Misstänksamhet mot frihandel och en dragning mot protektionism är i dag vanligt hos vänsterorienterade politiker och opinionsbildare.
Men det är inte alls självklart. I de allra flesta fall har vanliga löntagare eller människor med låga inkomster ingen som helst glädje av handelshinder.
Kampen mot spannmålstullar och för frihandel är en viktig del i brittiska Labours politiska tradition.
Graham Stringer, parlamentsledamot från Manchester har skrivit en intressant bok om Labours frihandelstradition, The Left-wing case for free trade (finns för nedladdning gratis).
Förordet är väl värt att citeras:
”Labour’s 30-year-long support for the EU and Britain’s membership of
it has contributed to the expunging from the left’s collective memory
of the radical role supporting free trade has played in its history.
This was exquisitely symbolized for me the day after the terrorist attack
on the Manchester Arena. Radio 5 had asked to meet me and another
Labour MP next to the statue of John Bright in Albert Square just before
the city’s vigil for victims. My Labour colleague said “I guess you will know
which one that statue is?” I did, and I also know the role John Bright, a
Rochdale man and a Member of Parliament for Manchester, played in
the anti-Corn Law league and the campaign for free trade.
This was one of the most effective and radical campaigns in the UK’s
history; it is amazing that his role and campaign are virtually unknown in
the Labour Party, even in Manchester.
The arguments of Bright together with Cobden – that import tariffs on
corn kept the price of bread high and the landed gentry rich – won the
support of the embryonic Labour movement as well as the vast majority
of people who were finding it difficult to make ends meet.
The campaign achieved its objective when Prime Minister Robert
Peel started the abolition of the Corn Laws in the 1845 budget. The
arguments and philosophy supporting this successful campaign led to
the so-called Manchester School of Economics, which also espoused

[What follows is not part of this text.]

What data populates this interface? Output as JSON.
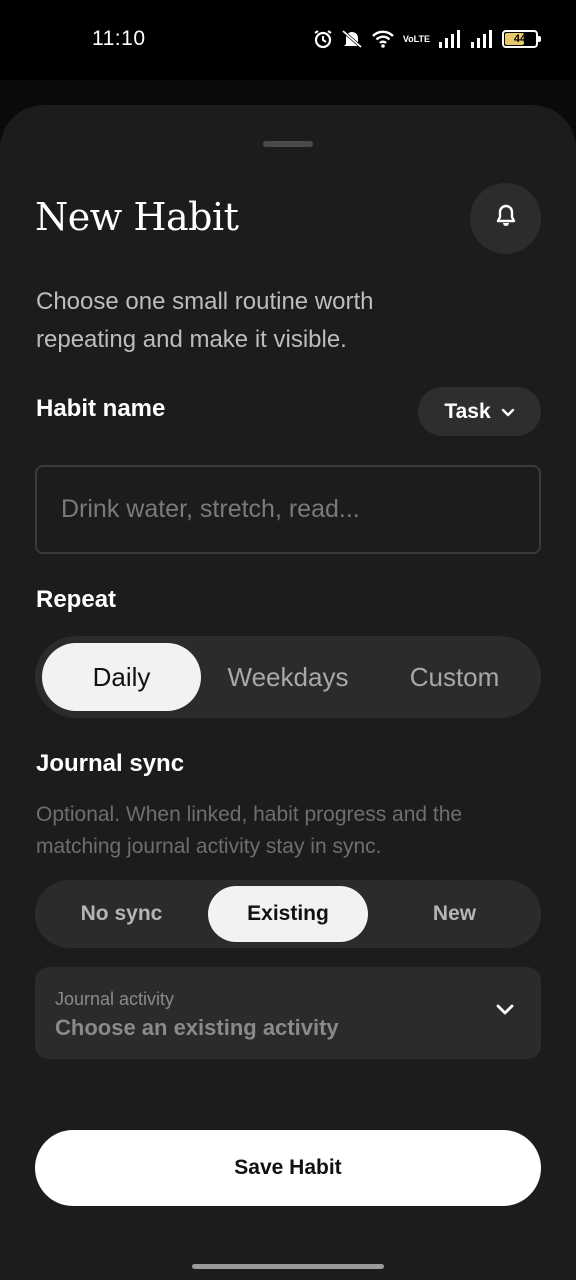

freedom of the press, anti-slavery, pacifism and separation of church and
state. Manchester is the only town or city in the country to have its major
meeting hall named after an idea: free trade.”